» Provided entries:

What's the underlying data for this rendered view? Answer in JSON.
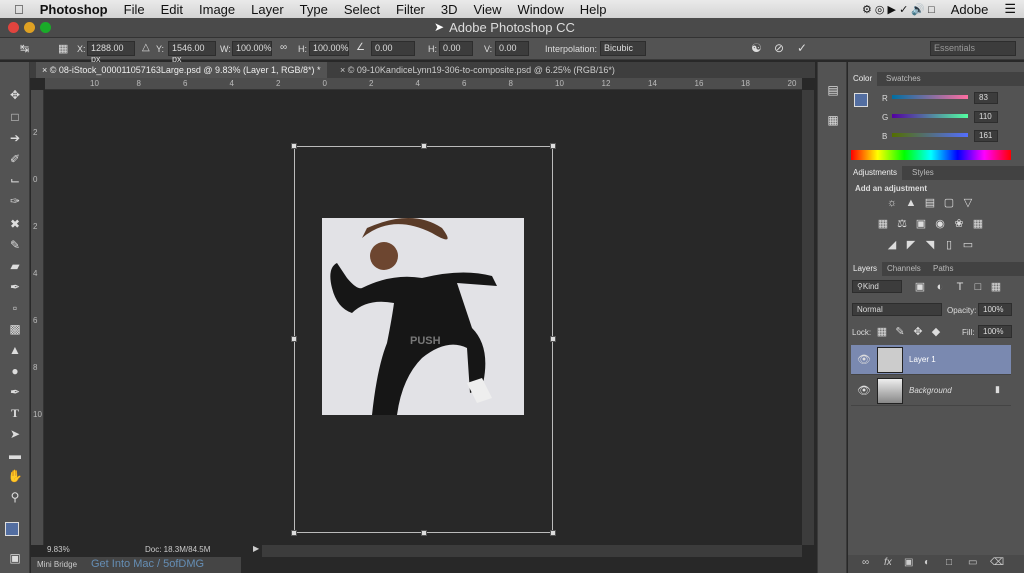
{
  "menu": {
    "app": "Photoshop",
    "items": [
      "File",
      "Edit",
      "Image",
      "Layer",
      "Type",
      "Select",
      "Filter",
      "3D",
      "View",
      "Window",
      "Help"
    ],
    "right": "Adobe"
  },
  "window": {
    "title": "Adobe Photoshop CC"
  },
  "options": {
    "x_label": "X:",
    "x": "1288.00 px",
    "y_label": "Y:",
    "y": "1546.00 px",
    "w_label": "W:",
    "w": "100.00%",
    "h_label": "H:",
    "h": "100.00%",
    "angle": "0.00",
    "hskew_label": "H:",
    "hskew": "0.00",
    "vskew_label": "V:",
    "vskew": "0.00",
    "interp_label": "Interpolation:",
    "interp": "Bicubic",
    "workspace": "Essentials"
  },
  "tabs": [
    {
      "label": "© 08-iStock_000011057163Large.psd @ 9.83% (Layer 1, RGB/8*) *"
    },
    {
      "label": "© 09-10KandiceLynn19-306-to-composite.psd @ 6.25% (RGB/16*)"
    }
  ],
  "ruler": {
    "h": [
      "10",
      "8",
      "6",
      "4",
      "2",
      "0",
      "2",
      "4",
      "6",
      "8",
      "10",
      "12",
      "14",
      "16",
      "18",
      "20",
      "22"
    ],
    "v": [
      "2",
      "0",
      "2",
      "4",
      "6",
      "8",
      "10"
    ]
  },
  "status": {
    "zoom": "9.83%",
    "doc": "Doc: 18.3M/84.5M"
  },
  "minibridge": {
    "label": "Mini Bridge",
    "watermark": "Get Into Mac / 5ofDMG"
  },
  "color": {
    "tabs": [
      "Color",
      "Swatches"
    ],
    "r_label": "R",
    "g_label": "G",
    "b_label": "B",
    "r": "83",
    "g": "110",
    "b": "161",
    "swatch": "#536ea1"
  },
  "adjustments": {
    "tabs": [
      "Adjustments",
      "Styles"
    ],
    "heading": "Add an adjustment"
  },
  "layers": {
    "tabs": [
      "Layers",
      "Channels",
      "Paths"
    ],
    "kind": "Kind",
    "blend": "Normal",
    "opacity_label": "Opacity:",
    "opacity": "100%",
    "lock_label": "Lock:",
    "fill_label": "Fill:",
    "fill": "100%",
    "items": [
      {
        "name": "Layer 1"
      },
      {
        "name": "Background"
      }
    ]
  }
}
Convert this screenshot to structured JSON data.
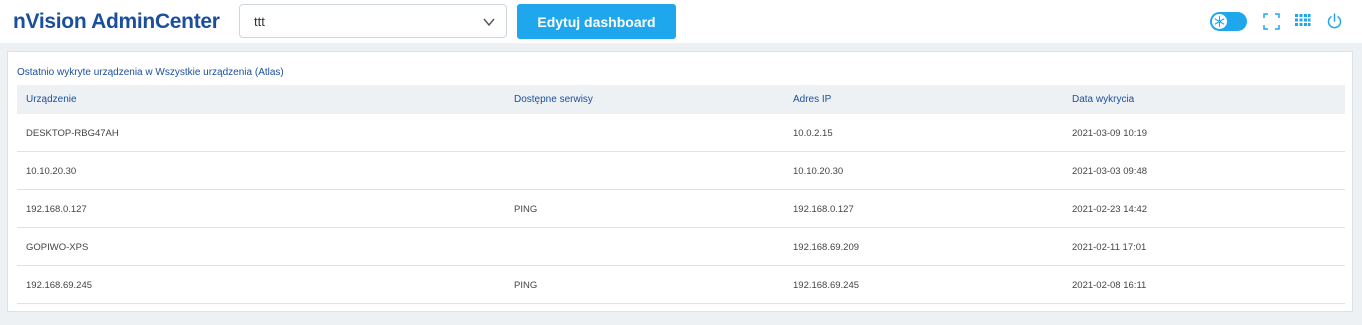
{
  "header": {
    "logo": "nVision AdminCenter",
    "dashboard_select": {
      "value": "ttt"
    },
    "edit_button": "Edytuj dashboard",
    "icons": [
      "theme-toggle-icon",
      "fullscreen-icon",
      "apps-grid-icon",
      "power-icon"
    ]
  },
  "panel": {
    "title": "Ostatnio wykryte urządzenia w Wszystkie urządzenia (Atlas)",
    "columns": [
      "Urządzenie",
      "Dostępne serwisy",
      "Adres IP",
      "Data wykrycia"
    ],
    "rows": [
      [
        "DESKTOP-RBG47AH",
        "",
        "10.0.2.15",
        "2021-03-09 10:19"
      ],
      [
        "10.10.20.30",
        "",
        "10.10.20.30",
        "2021-03-03 09:48"
      ],
      [
        "192.168.0.127",
        "PING",
        "192.168.0.127",
        "2021-02-23 14:42"
      ],
      [
        "GOPIWO-XPS",
        "",
        "192.168.69.209",
        "2021-02-11 17:01"
      ],
      [
        "192.168.69.245",
        "PING",
        "192.168.69.245",
        "2021-02-08 16:11"
      ]
    ]
  },
  "colors": {
    "brand": "#1b4f9c",
    "accent": "#1fa7ee",
    "background": "#eef1f4"
  }
}
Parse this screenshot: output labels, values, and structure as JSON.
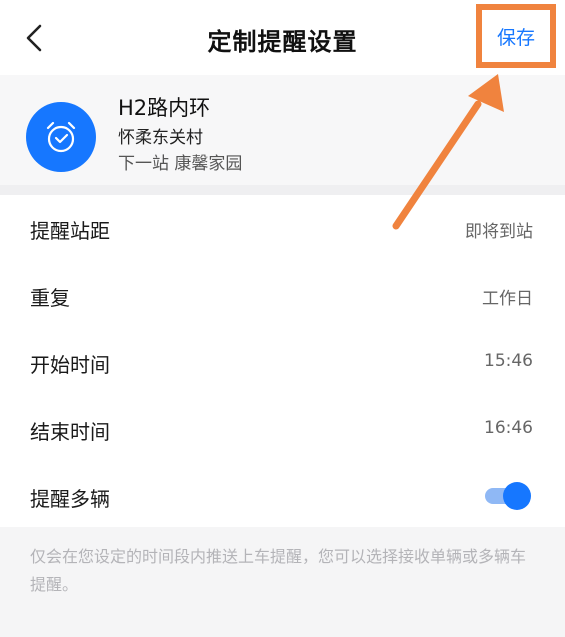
{
  "header": {
    "title": "定制提醒设置",
    "back_icon": "chevron-left-icon",
    "save_label": "保存"
  },
  "route": {
    "icon": "alarm-clock-icon",
    "name": "H2路内环",
    "direction": "怀柔东关村",
    "next_stop": "下一站 康馨家园"
  },
  "settings": {
    "distance": {
      "label": "提醒站距",
      "value": "即将到站"
    },
    "repeat": {
      "label": "重复",
      "value": "工作日"
    },
    "start_time": {
      "label": "开始时间",
      "value": "15:46"
    },
    "end_time": {
      "label": "结束时间",
      "value": "16:46"
    },
    "multi_vehicle": {
      "label": "提醒多辆",
      "enabled": true
    }
  },
  "footer": {
    "note": "仅会在您设定的时间段内推送上车提醒，您可以选择接收单辆或多辆车提醒。"
  },
  "colors": {
    "accent": "#1677ff",
    "highlight": "#f0833e"
  }
}
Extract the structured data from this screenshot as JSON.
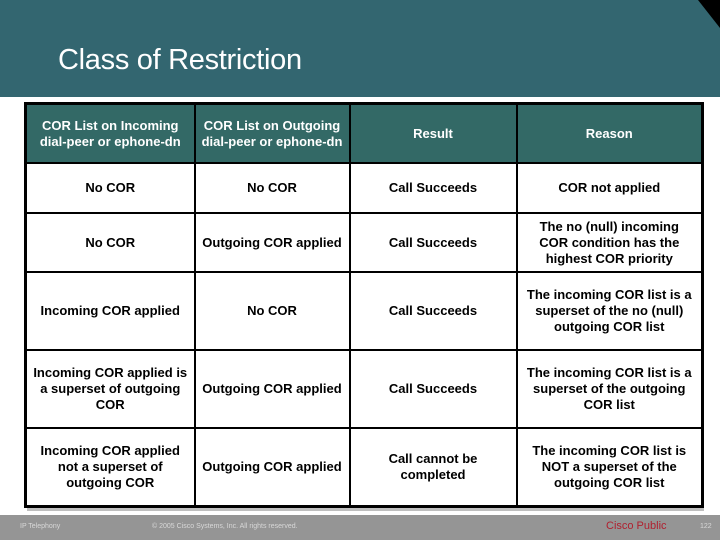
{
  "slide": {
    "title": "Class of Restriction",
    "colors": {
      "banner": "#336670",
      "table_header": "#336966",
      "footer": "#959595",
      "classification": "#b01f2e"
    }
  },
  "table": {
    "headers": [
      "COR List on Incoming dial-peer or ephone-dn",
      "COR List on Outgoing dial-peer or ephone-dn",
      "Result",
      "Reason"
    ],
    "rows": [
      {
        "incoming": "No COR",
        "outgoing": "No COR",
        "result": "Call Succeeds",
        "reason": "COR not applied"
      },
      {
        "incoming": "No COR",
        "outgoing": "Outgoing COR applied",
        "result": "Call Succeeds",
        "reason": "The no (null) incoming COR condition has the highest COR priority"
      },
      {
        "incoming": "Incoming COR applied",
        "outgoing": "No COR",
        "result": "Call Succeeds",
        "reason": "The incoming COR list is a superset of the no (null) outgoing COR list"
      },
      {
        "incoming": "Incoming COR applied is a superset of outgoing COR",
        "outgoing": "Outgoing COR applied",
        "result": "Call Succeeds",
        "reason": "The incoming COR list is a superset of the outgoing COR list"
      },
      {
        "incoming": "Incoming COR applied not a superset of outgoing COR",
        "outgoing": "Outgoing COR applied",
        "result": "Call cannot be completed",
        "reason": "The incoming COR list is NOT a superset of the outgoing COR list"
      }
    ]
  },
  "footer": {
    "course": "IP Telephony",
    "copyright": "© 2005 Cisco Systems, Inc. All rights reserved.",
    "classification": "Cisco Public",
    "page_number": "122"
  }
}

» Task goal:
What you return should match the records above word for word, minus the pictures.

» Response area:
What's the underlying data for this rendered view? Answer in JSON.
{
  "menu": {
    "app": "Photoshop",
    "items": [
      "File",
      "Edit",
      "Image",
      "Layer",
      "Type",
      "Select",
      "Filter",
      "3D",
      "View",
      "Window",
      "Help"
    ],
    "right": "Adobe"
  },
  "window": {
    "title": "Adobe Photoshop CC"
  },
  "options": {
    "x_label": "X:",
    "x": "1288.00 px",
    "y_label": "Y:",
    "y": "1546.00 px",
    "w_label": "W:",
    "w": "100.00%",
    "h_label": "H:",
    "h": "100.00%",
    "angle": "0.00",
    "hskew_label": "H:",
    "hskew": "0.00",
    "vskew_label": "V:",
    "vskew": "0.00",
    "interp_label": "Interpolation:",
    "interp": "Bicubic",
    "workspace": "Essentials"
  },
  "tabs": [
    {
      "label": "© 08-iStock_000011057163Large.psd @ 9.83% (Layer 1, RGB/8*) *"
    },
    {
      "label": "© 09-10KandiceLynn19-306-to-composite.psd @ 6.25% (RGB/16*)"
    }
  ],
  "ruler": {
    "h": [
      "10",
      "8",
      "6",
      "4",
      "2",
      "0",
      "2",
      "4",
      "6",
      "8",
      "10",
      "12",
      "14",
      "16",
      "18",
      "20",
      "22"
    ],
    "v": [
      "2",
      "0",
      "2",
      "4",
      "6",
      "8",
      "10"
    ]
  },
  "status": {
    "zoom": "9.83%",
    "doc": "Doc: 18.3M/84.5M"
  },
  "minibridge": {
    "label": "Mini Bridge",
    "watermark": "Get Into Mac / 5ofDMG"
  },
  "color": {
    "tabs": [
      "Color",
      "Swatches"
    ],
    "r_label": "R",
    "g_label": "G",
    "b_label": "B",
    "r": "83",
    "g": "110",
    "b": "161",
    "swatch": "#536ea1"
  },
  "adjustments": {
    "tabs": [
      "Adjustments",
      "Styles"
    ],
    "heading": "Add an adjustment"
  },
  "layers": {
    "tabs": [
      "Layers",
      "Channels",
      "Paths"
    ],
    "kind": "Kind",
    "blend": "Normal",
    "opacity_label": "Opacity:",
    "opacity": "100%",
    "lock_label": "Lock:",
    "fill_label": "Fill:",
    "fill": "100%",
    "items": [
      {
        "name": "Layer 1"
      },
      {
        "name": "Background"
      }
    ]
  }
}
Convert this screenshot to structured JSON data.
{
  "header": {
    "logo": "nVision AdminCenter",
    "dashboard_select": {
      "value": "ttt"
    },
    "edit_button": "Edytuj dashboard",
    "icons": [
      "theme-toggle-icon",
      "fullscreen-icon",
      "apps-grid-icon",
      "power-icon"
    ]
  },
  "panel": {
    "title": "Ostatnio wykryte urządzenia w Wszystkie urządzenia (Atlas)",
    "columns": [
      "Urządzenie",
      "Dostępne serwisy",
      "Adres IP",
      "Data wykrycia"
    ],
    "rows": [
      [
        "DESKTOP-RBG47AH",
        "",
        "10.0.2.15",
        "2021-03-09 10:19"
      ],
      [
        "10.10.20.30",
        "",
        "10.10.20.30",
        "2021-03-03 09:48"
      ],
      [
        "192.168.0.127",
        "PING",
        "192.168.0.127",
        "2021-02-23 14:42"
      ],
      [
        "GOPIWO-XPS",
        "",
        "192.168.69.209",
        "2021-02-11 17:01"
      ],
      [
        "192.168.69.245",
        "PING",
        "192.168.69.245",
        "2021-02-08 16:11"
      ]
    ]
  },
  "colors": {
    "brand": "#1b4f9c",
    "accent": "#1fa7ee",
    "background": "#eef1f4"
  }
}
Parse this screenshot: output labels, values, and structure as JSON.
{
  "header": {
    "title": "定制提醒设置",
    "back_icon": "chevron-left-icon",
    "save_label": "保存"
  },
  "route": {
    "icon": "alarm-clock-icon",
    "name": "H2路内环",
    "direction": "怀柔东关村",
    "next_stop": "下一站 康馨家园"
  },
  "settings": {
    "distance": {
      "label": "提醒站距",
      "value": "即将到站"
    },
    "repeat": {
      "label": "重复",
      "value": "工作日"
    },
    "start_time": {
      "label": "开始时间",
      "value": "15:46"
    },
    "end_time": {
      "label": "结束时间",
      "value": "16:46"
    },
    "multi_vehicle": {
      "label": "提醒多辆",
      "enabled": true
    }
  },
  "footer": {
    "note": "仅会在您设定的时间段内推送上车提醒，您可以选择接收单辆或多辆车提醒。"
  },
  "colors": {
    "accent": "#1677ff",
    "highlight": "#f0833e"
  }
}
Extract the structured data from this screenshot as JSON.
{
  "slide": {
    "title": "Class of Restriction",
    "colors": {
      "banner": "#336670",
      "table_header": "#336966",
      "footer": "#959595",
      "classification": "#b01f2e"
    }
  },
  "table": {
    "headers": [
      "COR List on Incoming dial-peer or ephone-dn",
      "COR List on Outgoing dial-peer or ephone-dn",
      "Result",
      "Reason"
    ],
    "rows": [
      {
        "incoming": "No COR",
        "outgoing": "No COR",
        "result": "Call Succeeds",
        "reason": "COR not applied"
      },
      {
        "incoming": "No COR",
        "outgoing": "Outgoing COR applied",
        "result": "Call Succeeds",
        "reason": "The no (null) incoming COR condition has the highest COR priority"
      },
      {
        "incoming": "Incoming COR applied",
        "outgoing": "No COR",
        "result": "Call Succeeds",
        "reason": "The incoming COR list is a superset of the no (null) outgoing COR list"
      },
      {
        "incoming": "Incoming COR applied is a superset of outgoing COR",
        "outgoing": "Outgoing COR applied",
        "result": "Call Succeeds",
        "reason": "The incoming COR list is a superset of the outgoing COR list"
      },
      {
        "incoming": "Incoming COR applied not a superset of outgoing COR",
        "outgoing": "Outgoing COR applied",
        "result": "Call cannot be completed",
        "reason": "The incoming COR list is NOT a superset of the outgoing COR list"
      }
    ]
  },
  "footer": {
    "course": "IP Telephony",
    "copyright": "© 2005 Cisco Systems, Inc. All rights reserved.",
    "classification": "Cisco Public",
    "page_number": "122"
  }
}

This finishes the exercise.